A New Deal on Data
To achieve a data-driven society, we need what I have called the New Deal on Data—workable guarantees that the data needed for public goods are readily available while at the same time protecting the citizenry. The key to the New Deal is to treat personal data as an asset; individuals would have ownership rights in data that are about them. What does it mean to “own” your own data? In 2007 I suggested an analogy with the English common law tenets of possession, use and disposal:

You have the right to possess data about you. Regardless of what entity collects the data, the data belong to you, and you can access the data at any time. Data collectors thus play a role akin to a bank, managing the data on behalf of their “customers.”

You have the right to full control over the use of your data. The terms of use must be opt-in and clearly explained in plain language. If you are not happy with the way a company uses your data, you can remove those data, just as you would close your account with a bank that is not providing satisfactory service.
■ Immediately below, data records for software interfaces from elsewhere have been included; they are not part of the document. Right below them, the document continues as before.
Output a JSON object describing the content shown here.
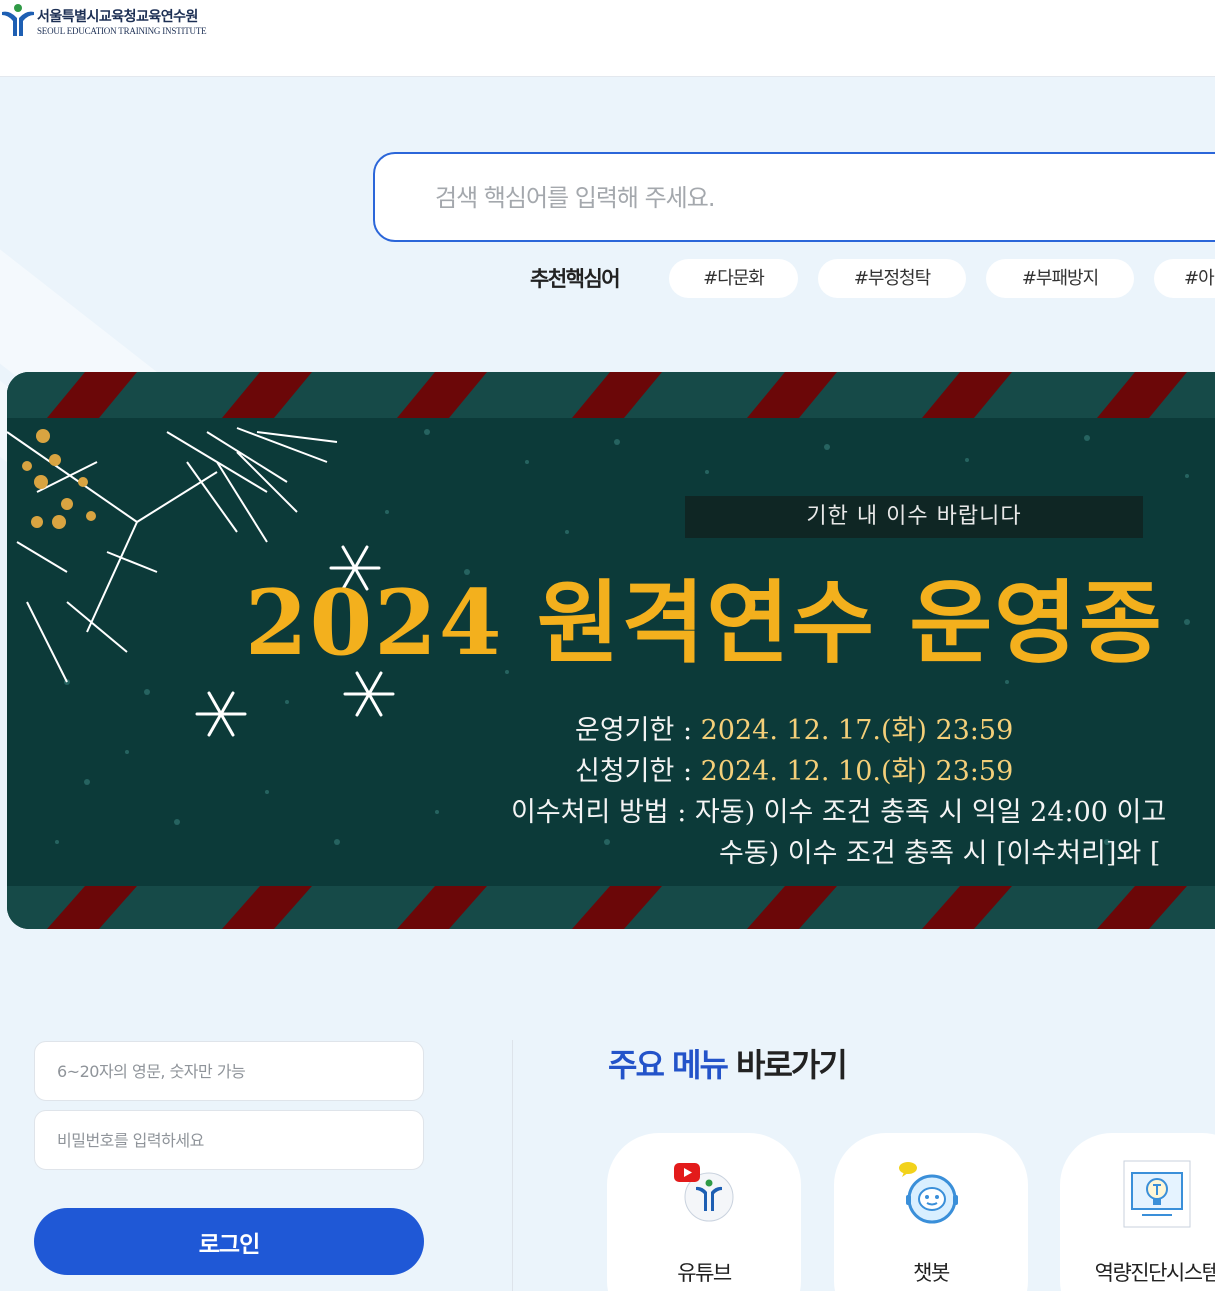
{
  "header": {
    "logo_kr": "서울특별시교육청교육연수원",
    "logo_en": "SEOUL EDUCATION TRAINING INSTITUTE"
  },
  "search": {
    "placeholder": "검색 핵심어를 입력해 주세요.",
    "value": ""
  },
  "recommend": {
    "label": "추천핵심어",
    "tags": [
      "#다문화",
      "#부정청탁",
      "#부패방지",
      "#아"
    ]
  },
  "banner": {
    "notice": "기한 내 이수 바랍니다",
    "title": "2024 원격연수 운영종",
    "rows": [
      {
        "label": "운영기한 : ",
        "text": "2024. 12. 17.(화) 23:59"
      },
      {
        "label": "신청기한 : ",
        "text": "2024. 12. 10.(화) 23:59"
      },
      {
        "label": "이수처리 방법 : ",
        "text": "자동) 이수 조건 충족 시 익일 24:00 이고"
      },
      {
        "label": "",
        "text": "수동) 이수 조건 충족 시 [이수처리]와 ["
      }
    ],
    "colors": {
      "background": "#0c3a39",
      "stripe": "#6b0708",
      "title": "#f3b01d"
    }
  },
  "login": {
    "id_placeholder": "6~20자의 영문, 숫자만 가능",
    "pw_placeholder": "비밀번호를 입력하세요",
    "button": "로그인"
  },
  "quick_menu": {
    "title_highlight": "주요 메뉴",
    "title_rest": " 바로가기",
    "items": [
      {
        "label": "유튜브",
        "icon": "youtube-icon"
      },
      {
        "label": "챗봇",
        "icon": "chatbot-icon"
      },
      {
        "label": "역량진단시스템",
        "icon": "competency-diagnosis-icon"
      }
    ]
  },
  "colors": {
    "accent": "#2353c9",
    "button": "#1f58d6",
    "page_bg": "#ebf4fb"
  }
}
You have the right to dispose of or distribute your data. You have the option to have data about you destroyed or redeployed.

At the World Economic Forum over the past five years, I have helped curate a discussion of these basic tenets among politicians, CEOs of multinational corporations, and public advocacy groups in the U.S., the European Union and around the world. As a result, regulations in the U.S., the E.U. and elsewhere (such as the new U.S. Consumer Privacy Bill of Rights) are already giving individuals greater control over their data while also encouraging increased transparency and insight in both the public and private spheres.
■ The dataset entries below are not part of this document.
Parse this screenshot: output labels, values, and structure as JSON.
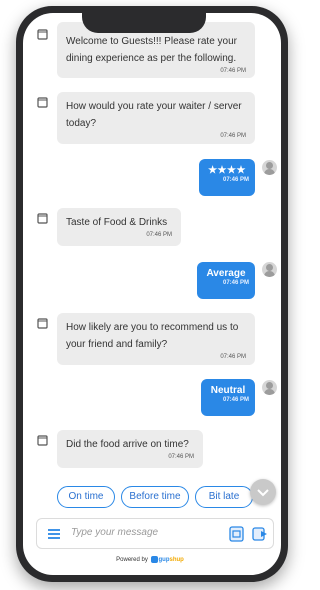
{
  "messages": [
    {
      "from": "bot",
      "text_lines": [
        "Welcome to Guests!!! Please rate your",
        "dining experience as per the following."
      ],
      "time": "07:46 PM"
    },
    {
      "from": "bot",
      "text_lines": [
        "How would you rate your waiter / server",
        "today?"
      ],
      "time": "07:46 PM"
    },
    {
      "from": "user",
      "text": "★★★★",
      "time": "07:46 PM"
    },
    {
      "from": "bot",
      "text_lines": [
        "Taste of Food & Drinks"
      ],
      "time": "07:46 PM"
    },
    {
      "from": "user",
      "text": "Average",
      "time": "07:46 PM"
    },
    {
      "from": "bot",
      "text_lines": [
        "How likely are you to recommend us to",
        "your friend and family?"
      ],
      "time": "07:46 PM"
    },
    {
      "from": "user",
      "text": "Neutral",
      "time": "07:46 PM"
    },
    {
      "from": "bot",
      "text_lines": [
        "Did the food arrive on time?"
      ],
      "time": "07:46 PM"
    }
  ],
  "quick_replies": [
    "On time",
    "Before time",
    "Bit late"
  ],
  "input": {
    "placeholder": "Type your message"
  },
  "footer": {
    "prefix": "Powered by",
    "brand_part1": "gup",
    "brand_part2": "shup"
  },
  "colors": {
    "accent": "#2a88e6",
    "bot_bubble": "#ececec",
    "phone_frame": "#2b2b2d"
  },
  "icons": {
    "bot": "bot-icon",
    "user": "user-avatar-icon",
    "menu": "menu-icon",
    "attach": "attach-icon",
    "send": "send-icon",
    "scroll": "chevron-down-icon"
  }
}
Living Labs
For the first time in history, we can see enough about ourselves to build social systems that work better than the ones we have always had. Big data promises to lead to a transition on par with the invention of writing or the Internet.

Of course, moving to a data-driven society will be a challenge. In a world of unlimited data, even the scientific method as we typically use it no longer works: there are so many potential connections that our standard statistical tools often generate nonsense results. The standard scientific approach gives us good results when the hypothesis is clear and the data are designed to answer the question. But in the messy complexity of large-scale social systems, there are often thousands of reasonable hypotheses; it is impossible to tune the data to all of them at once. So in this new era, we will need to manage our society in a new way. We have to begin testing connections in the real world far earlier and more frequently than we ever have before. We need to construct “living labs” in which we can test our ideas for building data-driven societies.
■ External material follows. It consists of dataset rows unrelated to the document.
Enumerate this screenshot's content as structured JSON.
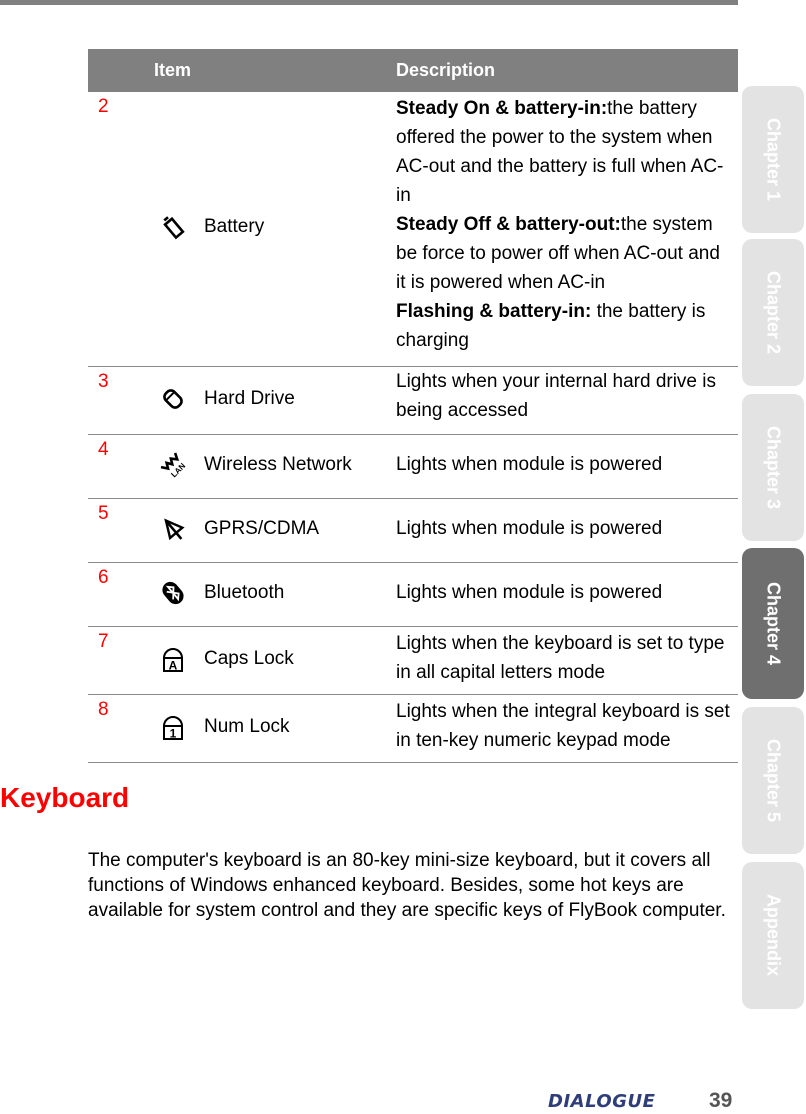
{
  "table": {
    "headers": {
      "item": "Item",
      "description": "Description"
    },
    "rows": [
      {
        "number": "2",
        "icon": "battery-icon",
        "item": "Battery",
        "description": [
          {
            "bold": "Steady On & battery-in:",
            "text": "the battery offered the power to the system when AC-out and the battery is full when AC-in"
          },
          {
            "bold": "Steady Off & battery-out:",
            "text": "the system be force to power off when AC-out and it is powered when AC-in"
          },
          {
            "bold": "Flashing & battery-in:",
            "text": " the battery is charging"
          }
        ]
      },
      {
        "number": "3",
        "icon": "hard-drive-icon",
        "item": "Hard Drive",
        "description_text": "Lights when your internal hard drive is being accessed"
      },
      {
        "number": "4",
        "icon": "wireless-lan-icon",
        "item": "Wireless Network",
        "description_text": "Lights when module is powered"
      },
      {
        "number": "5",
        "icon": "antenna-icon",
        "item": "GPRS/CDMA",
        "description_text": "Lights when module is powered"
      },
      {
        "number": "6",
        "icon": "bluetooth-icon",
        "item": "Bluetooth",
        "description_text": "Lights when module is powered"
      },
      {
        "number": "7",
        "icon": "caps-lock-icon",
        "item": "Caps Lock",
        "description_text": "Lights when the keyboard is set to type in all capital letters mode"
      },
      {
        "number": "8",
        "icon": "num-lock-icon",
        "item": "Num Lock",
        "description_text": "Lights when the integral keyboard is set in ten-key numeric keypad mode"
      }
    ]
  },
  "section": {
    "title": "Keyboard",
    "paragraph": "The computer's keyboard is an 80-key mini-size keyboard, but it covers all functions of Windows enhanced keyboard. Besides, some hot keys are available for system control and they are specific keys of FlyBook computer."
  },
  "tabs": [
    {
      "label": "Chapter 1",
      "active": false
    },
    {
      "label": "Chapter 2",
      "active": false
    },
    {
      "label": "Chapter 3",
      "active": false
    },
    {
      "label": "Chapter 4",
      "active": true
    },
    {
      "label": "Chapter 5",
      "active": false
    },
    {
      "label": "Appendix",
      "active": false
    }
  ],
  "footer": {
    "brand": "DIALOGUE",
    "page_number": "39"
  },
  "colors": {
    "header_bg": "#808080",
    "accent_red": "#ff0000",
    "tab_inactive": "#e3e3e3",
    "tab_active": "#6f6f6f",
    "brand": "#2f3d7a"
  }
}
One example of a living lab is the open-data city we just launched in Trento, Italy, with cooperation from the city government, Telecom Italia, Telefónica, the research university Fondazione Bruno Kessler and the Institute for Data Driven Design. The goal of this project is to promote greater idea flow within Trento. Software tools such as our openPDS (Personal Data Store) system, which implements the New Deal on Data, makes it safe for individuals to share personal data (such as health details or facts about their children) by controlling where their information goes and what is done with it. For example, one openPDS application encourages the sharing of best practices among families with young children. How do other families spend their money? How much do they get out and socialize? Which preschools or doctors do people stay with for the longest time? Once the individual gives permission, such data can be collected, anonymized and shared with other young families via openPDS safely and automatically.

We believe that experiments like the one we are carrying out in Trento will show that the potential rewards of a data-driven society are worth the effort—and the risk. Imagine: we could predict and mitigate financial crashes, detect and prevent infectious disease, use our natural resources wisely and encourage creativity to flourish. This fantasy could quickly become a reality—our reality, if we navigate the pitfalls carefully.